New study finds the addition of chiropractic care to usual medical care provides greater relief for low-back pain than usual medical care alone
(DAVENPORT, Iowa) – A new study led by investigators at the Palmer Center for Chiropractic Research, in conjunction with the RAND Corporation and the Samueli Institute, found that patients suffering from low-back pain who received chiropractic care in addition to usual medical care had better short-term improvements in low-back pain intensity and pain-related disability when compared to those who received usual medical care alone.
Results of this groundbreaking research were released today in the inaugural edition of the Journal of the American Medical Association’s online JAMA Network Open. The study – the largest randomized clinical trial in chiropractic research in the U.S. to-date – took place from September 2012 to February 2016 and involved 750 active-duty U.S. military personnel at three sites across the country. Low-back pain is the leading cause of physical disability worldwide. The prevalence of low-back pain among U.S. adults is estimated at 20 percent, with 50 to 80 percent of people reporting a significant episode at some point in their life. Low-back pain is also one of the most common causes of disability in U.S. military personnel.
“This patient-centered, multi-site, pragmatic clinical trial provides the strongest evidence to-date that chiropractic care is safe, effective and can be integrated into multidisciplinary health-care settings,” said Christine Goertz, D.C., Ph.D., lead author of the study. “These findings are critical as the United States health-care system looks for ways to implement existing national guidelines from groups such as the American College of Physicians and the Joint Commission that recommend non-drug treatments, such as spinal manipulative therapy, as the first line of treatment for low-back pain.
Doctors of chiropractic provide conservative care focused on diagnosis, treatment and co-management, or referral for musculoskeletal conditions, including low-back pain. The primary therapeutic procedure for doctors of chiropractic is spinal manipulative therapy (chiropractic adjustment).Chiropractic use is common.
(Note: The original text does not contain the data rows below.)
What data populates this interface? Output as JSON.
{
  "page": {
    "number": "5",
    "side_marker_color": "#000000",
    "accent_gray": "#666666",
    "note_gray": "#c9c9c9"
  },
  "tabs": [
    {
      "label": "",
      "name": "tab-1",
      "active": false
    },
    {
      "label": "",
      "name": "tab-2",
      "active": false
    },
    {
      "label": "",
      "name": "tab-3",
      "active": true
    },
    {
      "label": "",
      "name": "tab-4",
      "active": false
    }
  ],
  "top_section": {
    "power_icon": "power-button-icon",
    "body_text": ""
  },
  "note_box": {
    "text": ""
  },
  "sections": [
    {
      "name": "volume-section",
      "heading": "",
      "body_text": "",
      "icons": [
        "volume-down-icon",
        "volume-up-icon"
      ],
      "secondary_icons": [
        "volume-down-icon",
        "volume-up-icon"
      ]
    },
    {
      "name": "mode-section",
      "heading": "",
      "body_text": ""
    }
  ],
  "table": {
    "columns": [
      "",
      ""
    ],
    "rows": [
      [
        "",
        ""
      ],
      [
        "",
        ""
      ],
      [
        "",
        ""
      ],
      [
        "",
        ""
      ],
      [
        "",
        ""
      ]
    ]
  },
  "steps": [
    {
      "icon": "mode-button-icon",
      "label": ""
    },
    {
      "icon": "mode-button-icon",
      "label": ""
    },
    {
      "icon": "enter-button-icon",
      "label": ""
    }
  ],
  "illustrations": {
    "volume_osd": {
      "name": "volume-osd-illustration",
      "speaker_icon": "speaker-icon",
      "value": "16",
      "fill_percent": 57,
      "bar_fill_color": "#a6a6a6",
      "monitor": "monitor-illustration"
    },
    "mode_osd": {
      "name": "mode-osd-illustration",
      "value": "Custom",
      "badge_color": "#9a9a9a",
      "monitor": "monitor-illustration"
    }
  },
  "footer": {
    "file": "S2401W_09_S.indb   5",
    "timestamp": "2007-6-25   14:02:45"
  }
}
It’s estimated that 8 to 14 percent of U.S. adults seek chiropractic care annually. Chiropractic care is available at 66 U.S. military health-care facilities worldwide.The Palmer Center for Chiropractic Research (PCCR), headquartered on Palmer College of Chiropractic’s main campus in Davenport, Iowa, is the most highly funded chiropractic research center in the U.S. Within the past 10 years, the PCCR has been awarded grants from the NIH, the U.S. Health Resources and Services Administration and the Department of Defense, in addition to private-foundation grants.
Christine Goertz, D.C., Ph.D., lead author; cgoertz@SpineIQ.org
James O’Connor, APR, Marketing & Communication, Palmer College of Chiropractic;
(563) 884-5662; firstname.lastname@example.org; www.palmer.edu
Note to editors/news directors: a PDF of key research findings is online.
Parker University is proud to share the following press release for the largest chiropractic study conducted within the military, which had three current Parker personnel involved:
– Dr. William Morgan, President was the WRNMMC site doctor of chiropractic
– Dr. Robert Rosenbaum, Board Member was the WRNMMC site principal investigator
– Dr. Katherine Pohlman, Interim Research Director is a co-author on the manuscript and was Palmer Center for Chiropractic Research’s lead project manager for the entire study